The new board soon made even bolder plans, namely to build its own museum - previously, exhibitions had been organized in the town hall or other improvised locations. At that time, hardly any town in Switzerland had its own museum building. Politicians were correspondingly cautious, covering only a third of the building costs, with the rest coming from patrons.

Detail Ring

Subtle detail: Arthur Hahnloser's hand with the wedding ring, which subtly refers to Hedy.

A painting commissioned for the opening of the museum shows the board of directors at the planning stage, as the architect Rittmeyer presents his plans. Sitting at the table on the left is Richard Bühler, now the president, and opposite him with pen in hand is Arthur Hahnloser. The driving force behind all of this, Hedy Hahnloser, is not present, but Arthur Hahnloser's wedding ring, prominently placed in the foreground, is a golden tribute to her.
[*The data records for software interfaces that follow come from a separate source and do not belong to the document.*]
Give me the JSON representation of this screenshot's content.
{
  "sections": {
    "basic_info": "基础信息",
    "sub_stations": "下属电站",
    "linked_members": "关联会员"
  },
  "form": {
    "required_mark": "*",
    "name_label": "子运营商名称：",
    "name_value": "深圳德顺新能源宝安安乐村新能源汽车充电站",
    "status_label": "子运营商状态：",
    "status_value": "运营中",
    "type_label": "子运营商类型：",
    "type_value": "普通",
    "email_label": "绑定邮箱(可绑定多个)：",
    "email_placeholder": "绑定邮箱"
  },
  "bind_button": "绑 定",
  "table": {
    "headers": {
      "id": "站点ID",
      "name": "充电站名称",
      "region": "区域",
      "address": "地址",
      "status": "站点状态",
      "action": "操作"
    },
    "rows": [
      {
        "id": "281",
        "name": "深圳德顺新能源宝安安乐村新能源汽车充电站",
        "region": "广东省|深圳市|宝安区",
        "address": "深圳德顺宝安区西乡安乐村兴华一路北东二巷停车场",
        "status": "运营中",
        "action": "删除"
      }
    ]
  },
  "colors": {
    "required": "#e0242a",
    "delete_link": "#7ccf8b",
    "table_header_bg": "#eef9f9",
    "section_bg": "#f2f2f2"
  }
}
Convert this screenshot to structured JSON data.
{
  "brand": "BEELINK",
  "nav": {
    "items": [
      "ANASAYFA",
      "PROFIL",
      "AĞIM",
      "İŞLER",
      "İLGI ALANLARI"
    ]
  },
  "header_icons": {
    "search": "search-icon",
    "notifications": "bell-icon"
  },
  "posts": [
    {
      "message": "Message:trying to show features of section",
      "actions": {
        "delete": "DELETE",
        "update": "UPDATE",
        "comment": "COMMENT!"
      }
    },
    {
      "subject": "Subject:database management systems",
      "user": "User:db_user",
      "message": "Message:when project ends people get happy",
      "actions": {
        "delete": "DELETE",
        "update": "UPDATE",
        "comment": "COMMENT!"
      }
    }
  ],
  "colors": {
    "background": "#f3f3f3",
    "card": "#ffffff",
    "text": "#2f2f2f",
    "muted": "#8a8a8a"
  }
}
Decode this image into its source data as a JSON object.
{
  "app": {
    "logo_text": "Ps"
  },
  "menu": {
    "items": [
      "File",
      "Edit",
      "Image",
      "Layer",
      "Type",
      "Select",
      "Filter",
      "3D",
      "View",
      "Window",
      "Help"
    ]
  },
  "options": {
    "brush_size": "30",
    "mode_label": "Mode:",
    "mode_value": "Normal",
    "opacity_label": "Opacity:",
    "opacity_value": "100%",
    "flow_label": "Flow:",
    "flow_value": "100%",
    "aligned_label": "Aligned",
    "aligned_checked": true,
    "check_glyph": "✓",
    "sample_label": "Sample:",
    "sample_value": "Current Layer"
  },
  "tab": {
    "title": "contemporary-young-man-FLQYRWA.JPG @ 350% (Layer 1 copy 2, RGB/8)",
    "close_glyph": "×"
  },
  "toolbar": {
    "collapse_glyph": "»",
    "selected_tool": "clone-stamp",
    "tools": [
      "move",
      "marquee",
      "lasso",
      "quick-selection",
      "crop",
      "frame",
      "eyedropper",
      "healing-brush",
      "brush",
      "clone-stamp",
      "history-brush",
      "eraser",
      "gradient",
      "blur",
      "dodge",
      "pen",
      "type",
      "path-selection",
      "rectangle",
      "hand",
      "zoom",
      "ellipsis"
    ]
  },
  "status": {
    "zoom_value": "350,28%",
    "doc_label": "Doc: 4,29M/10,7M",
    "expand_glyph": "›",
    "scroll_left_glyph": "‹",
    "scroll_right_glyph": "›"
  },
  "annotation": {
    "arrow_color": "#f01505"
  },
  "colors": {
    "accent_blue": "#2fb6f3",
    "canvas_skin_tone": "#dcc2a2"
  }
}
By the way

The salon and its coffee corner were also the place where the idea for the Villa Flora Museum was born in the second half of the 20th century.